For a company selling peripherals, Apple places some stringent policies about where and when its external optical SuperDrive will operate. This policy can be bewildering to customers when they connect drives up to their systems. And it's mostly inexplicable to a company making accessory peripherals, even as a sideline. Thankfully, with a bit of tinkering with the command line, one can get around the restrictions.
As I've mentioned in past posts, my primary system is a Late 2011 MacBook Pro upgraded with an Other World Computing Data Doubler bracket kit, letting me replace my internal SuperDrive with a fast solid-state drive (SSD). So, the system contains an internal hard disk drive and the SSD, which really boosts performance. The DVD optical drive is in an external enclosure.
The other day, the DVD drive stopped working, of course, when I was on a deadline for a client who wanted files on a CD-R. No problem. I went to the local Apple Store and bought their "sleek, compact USB SuperDrive." After plugging in the drive at home, I discovered that it didn't work.
While the USB connector is standard, Apple has decided to limit the drive's compatibility with Mac models. I failed to read the full text of the drive's "essence of simplicity:"
It connects to your MacBook Pro with Retina display, MacBook Air, iMac, or Mac mini with a single USB cable that’s built into the SuperDrive. There’s no separate power adapter, and it works whether your Mac is plugged in or running on battery power.
Sounds great. Unfortunately, the MacBook Pro 2011 isn't on that short list of Mac models. The drive won't accept a disc. While it won't mount a disc, still it shows up in the hardware section of System Information in About This Mac.
Thankfully, Swiss developer Lukas Zeller offers a fix by patching a boot parameter preference, /Library/Preferences/SystemConfiguration/com.apple.Boot.plist. In the fall, he modified the document to support OS X Mavericks.
If you're going to apply this fix, I suggest you read Zeller's entire document. Your system may not actually have this .plist file.
The user experience isn't very satisfactory. Apple doesn't provide an error message that would pop up in the system and tell the user why the drive doesn't work. Or in Disk Utility. Or in System Information. There's nothing highlighted on the retail box to tell the purchaser that this Apple accessory may be inoperable.
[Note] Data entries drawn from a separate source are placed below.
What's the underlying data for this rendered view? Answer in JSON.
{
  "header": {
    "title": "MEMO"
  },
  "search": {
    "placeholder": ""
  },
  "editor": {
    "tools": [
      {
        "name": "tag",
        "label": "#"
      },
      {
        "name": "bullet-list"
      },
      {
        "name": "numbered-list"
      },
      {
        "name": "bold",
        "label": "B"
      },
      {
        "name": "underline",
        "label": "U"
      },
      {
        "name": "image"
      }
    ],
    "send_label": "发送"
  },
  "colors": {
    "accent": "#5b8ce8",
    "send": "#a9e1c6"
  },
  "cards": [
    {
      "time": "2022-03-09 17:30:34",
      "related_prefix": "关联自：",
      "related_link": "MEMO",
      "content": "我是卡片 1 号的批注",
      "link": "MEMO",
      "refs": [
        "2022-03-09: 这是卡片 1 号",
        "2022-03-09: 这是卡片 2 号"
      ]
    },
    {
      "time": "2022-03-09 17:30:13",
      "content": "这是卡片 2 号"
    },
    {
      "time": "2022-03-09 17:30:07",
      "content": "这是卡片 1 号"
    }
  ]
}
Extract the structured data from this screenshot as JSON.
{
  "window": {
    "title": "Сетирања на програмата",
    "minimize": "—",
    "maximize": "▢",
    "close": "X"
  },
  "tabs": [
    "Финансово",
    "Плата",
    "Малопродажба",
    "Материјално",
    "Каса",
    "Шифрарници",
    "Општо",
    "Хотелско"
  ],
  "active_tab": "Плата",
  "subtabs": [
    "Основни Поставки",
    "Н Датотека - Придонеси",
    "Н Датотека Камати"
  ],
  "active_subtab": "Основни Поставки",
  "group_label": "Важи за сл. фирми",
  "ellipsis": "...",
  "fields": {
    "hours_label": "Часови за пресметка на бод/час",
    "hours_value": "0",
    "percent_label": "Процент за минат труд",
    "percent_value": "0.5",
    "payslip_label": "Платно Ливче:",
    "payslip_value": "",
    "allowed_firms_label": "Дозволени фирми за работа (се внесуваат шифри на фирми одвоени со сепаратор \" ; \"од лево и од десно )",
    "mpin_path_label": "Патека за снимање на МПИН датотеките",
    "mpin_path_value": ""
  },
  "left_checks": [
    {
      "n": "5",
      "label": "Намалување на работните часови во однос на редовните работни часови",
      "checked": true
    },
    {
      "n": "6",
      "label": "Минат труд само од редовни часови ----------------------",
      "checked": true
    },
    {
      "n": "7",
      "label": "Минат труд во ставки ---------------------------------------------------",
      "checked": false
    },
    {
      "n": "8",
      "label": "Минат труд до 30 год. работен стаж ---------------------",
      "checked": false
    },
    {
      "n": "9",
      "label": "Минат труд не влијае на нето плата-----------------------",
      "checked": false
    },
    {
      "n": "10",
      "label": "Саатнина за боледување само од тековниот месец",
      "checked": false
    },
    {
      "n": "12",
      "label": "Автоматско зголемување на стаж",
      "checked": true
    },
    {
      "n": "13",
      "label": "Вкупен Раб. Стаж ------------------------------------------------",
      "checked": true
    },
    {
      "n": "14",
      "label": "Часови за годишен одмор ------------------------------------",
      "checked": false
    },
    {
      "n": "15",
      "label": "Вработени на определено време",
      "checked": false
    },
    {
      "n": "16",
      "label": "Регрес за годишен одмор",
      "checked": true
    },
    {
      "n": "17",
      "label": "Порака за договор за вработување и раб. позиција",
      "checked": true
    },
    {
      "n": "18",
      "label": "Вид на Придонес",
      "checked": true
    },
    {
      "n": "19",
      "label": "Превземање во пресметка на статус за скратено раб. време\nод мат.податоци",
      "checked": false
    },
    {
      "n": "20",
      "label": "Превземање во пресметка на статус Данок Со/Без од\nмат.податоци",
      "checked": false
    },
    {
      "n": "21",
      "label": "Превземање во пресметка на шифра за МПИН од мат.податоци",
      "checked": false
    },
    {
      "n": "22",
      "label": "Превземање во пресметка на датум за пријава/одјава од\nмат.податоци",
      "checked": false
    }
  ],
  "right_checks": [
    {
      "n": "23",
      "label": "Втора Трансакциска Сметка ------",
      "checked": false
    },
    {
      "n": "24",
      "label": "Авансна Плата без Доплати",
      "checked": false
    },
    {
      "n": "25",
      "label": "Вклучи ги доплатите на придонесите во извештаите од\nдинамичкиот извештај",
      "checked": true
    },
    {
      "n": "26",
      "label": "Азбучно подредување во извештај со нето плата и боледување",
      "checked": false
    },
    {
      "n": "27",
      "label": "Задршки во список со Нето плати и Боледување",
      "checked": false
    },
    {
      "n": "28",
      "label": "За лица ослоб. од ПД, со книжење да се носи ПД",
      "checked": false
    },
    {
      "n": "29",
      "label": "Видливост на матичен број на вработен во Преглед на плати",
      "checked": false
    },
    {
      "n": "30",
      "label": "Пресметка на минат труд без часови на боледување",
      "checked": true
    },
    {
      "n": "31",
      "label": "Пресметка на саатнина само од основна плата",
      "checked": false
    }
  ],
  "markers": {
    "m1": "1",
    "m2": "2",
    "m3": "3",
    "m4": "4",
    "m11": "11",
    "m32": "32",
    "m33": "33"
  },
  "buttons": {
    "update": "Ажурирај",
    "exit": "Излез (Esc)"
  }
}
Worse, there's the big question of why does Apple care who is using its optical drive? Especially, Mac users. Why prevent folks from running two drives or users of older systems running an external drive? It's all a very strange strategy.